After the careful removal of two large dams, salmon are returning to Washington's Elwha River.

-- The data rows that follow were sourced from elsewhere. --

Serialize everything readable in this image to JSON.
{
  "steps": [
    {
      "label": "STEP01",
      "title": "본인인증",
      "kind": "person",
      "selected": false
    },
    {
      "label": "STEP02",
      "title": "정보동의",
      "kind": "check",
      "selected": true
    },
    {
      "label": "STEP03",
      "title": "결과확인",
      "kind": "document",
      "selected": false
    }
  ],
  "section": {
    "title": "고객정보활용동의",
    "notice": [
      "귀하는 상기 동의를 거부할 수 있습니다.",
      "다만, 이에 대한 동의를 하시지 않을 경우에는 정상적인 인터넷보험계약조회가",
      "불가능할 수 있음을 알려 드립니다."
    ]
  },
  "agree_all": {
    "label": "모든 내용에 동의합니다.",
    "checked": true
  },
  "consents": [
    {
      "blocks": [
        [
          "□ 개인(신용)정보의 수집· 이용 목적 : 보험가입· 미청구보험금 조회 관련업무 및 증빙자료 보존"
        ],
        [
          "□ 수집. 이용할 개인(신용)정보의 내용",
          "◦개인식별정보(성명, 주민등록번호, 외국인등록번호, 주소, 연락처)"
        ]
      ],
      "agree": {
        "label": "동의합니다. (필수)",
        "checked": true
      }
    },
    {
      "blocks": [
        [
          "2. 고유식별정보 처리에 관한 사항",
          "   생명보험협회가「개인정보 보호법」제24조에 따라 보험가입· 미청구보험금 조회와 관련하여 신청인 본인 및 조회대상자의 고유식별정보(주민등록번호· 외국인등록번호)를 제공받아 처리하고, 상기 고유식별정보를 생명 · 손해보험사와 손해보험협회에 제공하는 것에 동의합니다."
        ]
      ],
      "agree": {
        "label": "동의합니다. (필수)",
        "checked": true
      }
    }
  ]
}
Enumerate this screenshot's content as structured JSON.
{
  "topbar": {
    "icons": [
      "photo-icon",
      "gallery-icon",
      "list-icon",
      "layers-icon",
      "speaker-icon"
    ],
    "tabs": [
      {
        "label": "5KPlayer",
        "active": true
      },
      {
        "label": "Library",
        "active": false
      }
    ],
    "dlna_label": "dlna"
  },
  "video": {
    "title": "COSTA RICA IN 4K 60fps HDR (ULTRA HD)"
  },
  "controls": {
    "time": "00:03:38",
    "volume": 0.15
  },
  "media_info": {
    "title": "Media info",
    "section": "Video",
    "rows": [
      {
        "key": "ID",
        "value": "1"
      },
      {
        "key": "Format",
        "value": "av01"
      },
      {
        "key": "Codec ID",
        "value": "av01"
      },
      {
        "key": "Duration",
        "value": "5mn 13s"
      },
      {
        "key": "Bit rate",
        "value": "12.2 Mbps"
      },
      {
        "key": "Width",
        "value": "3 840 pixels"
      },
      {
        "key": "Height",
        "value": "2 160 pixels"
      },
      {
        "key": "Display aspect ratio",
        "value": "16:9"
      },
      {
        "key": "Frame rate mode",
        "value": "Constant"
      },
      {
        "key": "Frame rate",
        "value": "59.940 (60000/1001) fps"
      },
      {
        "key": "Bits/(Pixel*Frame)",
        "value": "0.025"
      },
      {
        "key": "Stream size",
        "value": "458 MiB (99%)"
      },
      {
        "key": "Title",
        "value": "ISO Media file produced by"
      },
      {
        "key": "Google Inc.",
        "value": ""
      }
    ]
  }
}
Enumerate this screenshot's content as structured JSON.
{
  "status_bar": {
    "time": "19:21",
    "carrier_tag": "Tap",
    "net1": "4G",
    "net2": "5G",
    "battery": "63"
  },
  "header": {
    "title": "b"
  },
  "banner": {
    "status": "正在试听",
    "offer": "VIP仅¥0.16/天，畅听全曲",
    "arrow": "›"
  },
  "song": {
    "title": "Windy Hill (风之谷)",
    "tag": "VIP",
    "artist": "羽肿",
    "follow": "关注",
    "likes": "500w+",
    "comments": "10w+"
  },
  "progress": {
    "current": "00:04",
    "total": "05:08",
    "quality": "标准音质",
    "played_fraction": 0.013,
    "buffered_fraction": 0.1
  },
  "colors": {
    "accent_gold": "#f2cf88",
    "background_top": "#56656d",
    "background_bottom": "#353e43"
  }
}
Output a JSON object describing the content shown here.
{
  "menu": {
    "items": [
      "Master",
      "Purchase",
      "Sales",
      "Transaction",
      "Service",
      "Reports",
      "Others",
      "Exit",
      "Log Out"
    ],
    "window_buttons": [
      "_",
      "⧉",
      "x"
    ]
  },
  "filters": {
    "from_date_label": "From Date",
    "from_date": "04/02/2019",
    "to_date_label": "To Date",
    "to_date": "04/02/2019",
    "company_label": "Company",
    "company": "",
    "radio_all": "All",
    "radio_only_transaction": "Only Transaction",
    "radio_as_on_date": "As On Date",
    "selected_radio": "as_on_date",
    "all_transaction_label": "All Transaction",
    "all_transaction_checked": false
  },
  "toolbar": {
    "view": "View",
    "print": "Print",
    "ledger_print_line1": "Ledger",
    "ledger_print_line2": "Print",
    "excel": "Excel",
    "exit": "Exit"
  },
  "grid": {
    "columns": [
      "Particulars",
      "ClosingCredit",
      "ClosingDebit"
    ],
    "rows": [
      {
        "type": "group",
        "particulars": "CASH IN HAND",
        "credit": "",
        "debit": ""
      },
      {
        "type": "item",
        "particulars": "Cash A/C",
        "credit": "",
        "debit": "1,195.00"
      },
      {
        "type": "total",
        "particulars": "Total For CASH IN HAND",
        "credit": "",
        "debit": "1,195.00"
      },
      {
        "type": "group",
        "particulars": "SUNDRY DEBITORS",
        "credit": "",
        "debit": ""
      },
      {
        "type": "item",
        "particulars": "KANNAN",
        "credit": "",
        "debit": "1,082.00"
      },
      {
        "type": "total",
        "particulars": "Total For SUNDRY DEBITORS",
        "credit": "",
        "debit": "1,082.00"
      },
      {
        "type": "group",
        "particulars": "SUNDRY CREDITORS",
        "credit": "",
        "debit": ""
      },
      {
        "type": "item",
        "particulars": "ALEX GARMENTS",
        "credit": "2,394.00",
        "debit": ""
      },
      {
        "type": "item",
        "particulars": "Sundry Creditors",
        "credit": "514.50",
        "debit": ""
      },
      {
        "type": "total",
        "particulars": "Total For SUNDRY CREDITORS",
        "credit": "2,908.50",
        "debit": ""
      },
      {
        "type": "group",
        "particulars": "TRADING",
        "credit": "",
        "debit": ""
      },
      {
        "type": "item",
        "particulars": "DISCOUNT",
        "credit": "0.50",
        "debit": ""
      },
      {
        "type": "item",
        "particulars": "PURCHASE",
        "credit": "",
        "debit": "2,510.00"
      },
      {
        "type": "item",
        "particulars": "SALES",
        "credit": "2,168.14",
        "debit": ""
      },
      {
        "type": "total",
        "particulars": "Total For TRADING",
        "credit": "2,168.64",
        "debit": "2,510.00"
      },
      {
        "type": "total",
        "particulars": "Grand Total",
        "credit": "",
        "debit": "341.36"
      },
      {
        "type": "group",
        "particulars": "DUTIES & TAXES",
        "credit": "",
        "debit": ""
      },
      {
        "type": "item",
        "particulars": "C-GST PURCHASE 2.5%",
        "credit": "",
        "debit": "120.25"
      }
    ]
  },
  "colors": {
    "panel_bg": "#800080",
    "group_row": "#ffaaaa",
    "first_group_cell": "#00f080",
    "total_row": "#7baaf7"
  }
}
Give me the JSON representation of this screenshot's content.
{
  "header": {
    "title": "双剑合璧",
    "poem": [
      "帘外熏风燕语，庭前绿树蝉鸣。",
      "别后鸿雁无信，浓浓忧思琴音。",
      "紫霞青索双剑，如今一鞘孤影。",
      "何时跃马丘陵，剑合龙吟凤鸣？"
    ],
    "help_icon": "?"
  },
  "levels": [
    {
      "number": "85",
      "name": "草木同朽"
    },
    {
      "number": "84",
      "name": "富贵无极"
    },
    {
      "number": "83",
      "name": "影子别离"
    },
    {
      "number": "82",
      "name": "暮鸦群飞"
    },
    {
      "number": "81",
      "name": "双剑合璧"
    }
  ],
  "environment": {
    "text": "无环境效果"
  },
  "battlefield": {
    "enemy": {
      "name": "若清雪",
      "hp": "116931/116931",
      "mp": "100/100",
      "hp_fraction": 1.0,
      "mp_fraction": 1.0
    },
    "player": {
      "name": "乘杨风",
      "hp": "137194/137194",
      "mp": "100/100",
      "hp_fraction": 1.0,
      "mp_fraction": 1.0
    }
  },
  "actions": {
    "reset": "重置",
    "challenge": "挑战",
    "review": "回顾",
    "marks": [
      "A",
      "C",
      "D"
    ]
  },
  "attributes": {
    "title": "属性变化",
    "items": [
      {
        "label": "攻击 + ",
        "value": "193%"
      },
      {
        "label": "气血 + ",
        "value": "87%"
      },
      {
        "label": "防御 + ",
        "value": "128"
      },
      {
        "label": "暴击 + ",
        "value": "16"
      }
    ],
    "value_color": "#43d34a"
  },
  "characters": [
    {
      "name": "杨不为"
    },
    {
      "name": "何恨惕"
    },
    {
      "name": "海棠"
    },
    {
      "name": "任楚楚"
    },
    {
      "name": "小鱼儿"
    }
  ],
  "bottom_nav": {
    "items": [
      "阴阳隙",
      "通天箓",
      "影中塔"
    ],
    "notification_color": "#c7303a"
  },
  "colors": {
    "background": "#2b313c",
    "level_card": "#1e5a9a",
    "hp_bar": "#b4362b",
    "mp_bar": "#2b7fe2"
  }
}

As the last block of concrete was pulled from the riverbed, the Elwha River in the Olympic Mountains of Washington State flowed freely for the first time in over 100 years. The river was historically one of the most productive salmon streams for its size in the Pacific Northwest. Four hundred thousand salmon once swam its length each year but, in the century since the dam’s construction, that number had fallen to a few thousand.1 Within months of the dam’s removal, nature has rushed back: over 200 salmon have already returned. The prospect of a river teeming with silverbacked salmon weighing over 45 kilograms each may no longer remain a hazy memory of local Native American tribes.